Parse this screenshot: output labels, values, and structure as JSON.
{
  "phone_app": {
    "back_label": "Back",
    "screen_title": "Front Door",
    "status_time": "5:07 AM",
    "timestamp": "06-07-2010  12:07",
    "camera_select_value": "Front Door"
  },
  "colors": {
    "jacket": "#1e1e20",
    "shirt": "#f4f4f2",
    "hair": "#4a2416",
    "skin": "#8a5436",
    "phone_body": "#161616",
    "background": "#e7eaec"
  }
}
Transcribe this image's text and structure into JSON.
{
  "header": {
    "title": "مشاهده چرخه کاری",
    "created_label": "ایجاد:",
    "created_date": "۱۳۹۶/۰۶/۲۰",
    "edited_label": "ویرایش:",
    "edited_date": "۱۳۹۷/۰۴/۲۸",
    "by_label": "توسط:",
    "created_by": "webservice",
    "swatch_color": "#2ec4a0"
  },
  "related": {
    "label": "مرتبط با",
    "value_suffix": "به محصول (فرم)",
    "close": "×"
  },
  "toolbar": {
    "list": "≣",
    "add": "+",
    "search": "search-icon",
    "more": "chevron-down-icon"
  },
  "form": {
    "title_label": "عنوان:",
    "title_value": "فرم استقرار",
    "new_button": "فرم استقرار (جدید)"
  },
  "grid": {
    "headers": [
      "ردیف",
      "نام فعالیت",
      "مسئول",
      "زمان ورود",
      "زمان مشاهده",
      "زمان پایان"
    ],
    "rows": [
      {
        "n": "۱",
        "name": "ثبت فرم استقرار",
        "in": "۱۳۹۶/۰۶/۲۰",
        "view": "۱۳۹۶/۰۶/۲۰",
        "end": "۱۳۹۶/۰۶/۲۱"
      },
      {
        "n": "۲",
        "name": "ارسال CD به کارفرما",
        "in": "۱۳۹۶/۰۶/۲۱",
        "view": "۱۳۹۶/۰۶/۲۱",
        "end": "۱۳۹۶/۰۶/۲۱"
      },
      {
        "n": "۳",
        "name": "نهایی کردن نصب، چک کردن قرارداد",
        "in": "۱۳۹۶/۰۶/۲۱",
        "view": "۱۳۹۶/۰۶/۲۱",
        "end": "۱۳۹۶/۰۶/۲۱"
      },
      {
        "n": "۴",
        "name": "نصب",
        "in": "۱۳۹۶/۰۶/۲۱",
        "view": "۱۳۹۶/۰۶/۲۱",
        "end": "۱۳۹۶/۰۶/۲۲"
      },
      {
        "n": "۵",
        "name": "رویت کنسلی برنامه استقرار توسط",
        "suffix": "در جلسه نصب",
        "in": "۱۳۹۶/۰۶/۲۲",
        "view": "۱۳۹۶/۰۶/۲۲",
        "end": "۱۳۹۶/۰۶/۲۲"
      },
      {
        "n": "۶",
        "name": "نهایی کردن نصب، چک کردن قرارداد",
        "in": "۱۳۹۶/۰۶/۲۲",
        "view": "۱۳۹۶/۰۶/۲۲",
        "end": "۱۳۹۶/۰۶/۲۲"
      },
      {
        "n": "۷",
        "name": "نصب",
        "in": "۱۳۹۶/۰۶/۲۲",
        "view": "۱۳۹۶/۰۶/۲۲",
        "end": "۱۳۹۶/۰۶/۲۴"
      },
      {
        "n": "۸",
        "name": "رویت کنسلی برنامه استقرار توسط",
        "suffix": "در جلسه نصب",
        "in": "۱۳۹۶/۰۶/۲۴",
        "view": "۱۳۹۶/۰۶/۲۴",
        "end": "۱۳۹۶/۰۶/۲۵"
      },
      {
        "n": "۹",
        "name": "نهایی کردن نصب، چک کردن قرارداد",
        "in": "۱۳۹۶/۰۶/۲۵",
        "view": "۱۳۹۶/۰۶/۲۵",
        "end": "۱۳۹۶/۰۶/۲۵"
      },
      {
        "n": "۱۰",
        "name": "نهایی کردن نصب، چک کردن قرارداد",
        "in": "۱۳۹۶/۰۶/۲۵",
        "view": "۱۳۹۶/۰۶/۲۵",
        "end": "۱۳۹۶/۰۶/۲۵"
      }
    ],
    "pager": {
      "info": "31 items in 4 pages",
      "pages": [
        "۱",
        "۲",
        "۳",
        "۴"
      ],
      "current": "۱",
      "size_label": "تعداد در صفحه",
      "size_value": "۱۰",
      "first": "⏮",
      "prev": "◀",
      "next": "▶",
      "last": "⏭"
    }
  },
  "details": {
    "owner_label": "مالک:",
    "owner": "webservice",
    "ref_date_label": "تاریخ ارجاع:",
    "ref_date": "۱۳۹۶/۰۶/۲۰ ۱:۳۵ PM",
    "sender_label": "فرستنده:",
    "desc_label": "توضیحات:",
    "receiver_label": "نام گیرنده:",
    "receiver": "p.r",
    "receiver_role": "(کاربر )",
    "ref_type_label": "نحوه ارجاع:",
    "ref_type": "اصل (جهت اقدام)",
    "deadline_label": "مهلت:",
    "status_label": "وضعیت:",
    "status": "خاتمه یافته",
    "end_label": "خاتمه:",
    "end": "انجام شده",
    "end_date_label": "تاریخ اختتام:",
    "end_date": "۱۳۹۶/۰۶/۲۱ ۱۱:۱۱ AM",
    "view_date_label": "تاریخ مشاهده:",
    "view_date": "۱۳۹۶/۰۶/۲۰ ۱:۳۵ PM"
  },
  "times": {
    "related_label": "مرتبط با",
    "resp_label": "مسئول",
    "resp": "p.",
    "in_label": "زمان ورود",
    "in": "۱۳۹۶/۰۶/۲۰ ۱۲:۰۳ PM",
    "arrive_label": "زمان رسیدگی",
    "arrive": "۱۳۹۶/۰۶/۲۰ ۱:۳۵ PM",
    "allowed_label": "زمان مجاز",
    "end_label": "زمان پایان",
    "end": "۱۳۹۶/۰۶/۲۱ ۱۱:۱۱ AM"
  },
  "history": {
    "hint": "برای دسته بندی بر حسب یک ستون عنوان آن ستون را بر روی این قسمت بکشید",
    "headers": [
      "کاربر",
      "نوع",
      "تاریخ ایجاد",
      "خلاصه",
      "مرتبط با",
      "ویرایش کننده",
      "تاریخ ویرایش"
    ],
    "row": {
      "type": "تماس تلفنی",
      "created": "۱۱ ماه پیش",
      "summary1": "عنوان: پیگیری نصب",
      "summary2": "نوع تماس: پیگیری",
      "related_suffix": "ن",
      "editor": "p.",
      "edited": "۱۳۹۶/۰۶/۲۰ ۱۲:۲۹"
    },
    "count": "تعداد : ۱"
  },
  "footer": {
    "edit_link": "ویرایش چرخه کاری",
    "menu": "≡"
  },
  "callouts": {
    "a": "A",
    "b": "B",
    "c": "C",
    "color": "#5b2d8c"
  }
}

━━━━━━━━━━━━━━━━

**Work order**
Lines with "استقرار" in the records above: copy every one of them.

**Answer section**
    "title_value": "فرم استقرار",
    "new_button": "فرم استقرار (جدید)"
        "name": "ثبت فرم استقرار",
        "name": "رویت کنسلی برنامه استقرار توسط",
        "name": "رویت کنسلی برنامه استقرار توسط",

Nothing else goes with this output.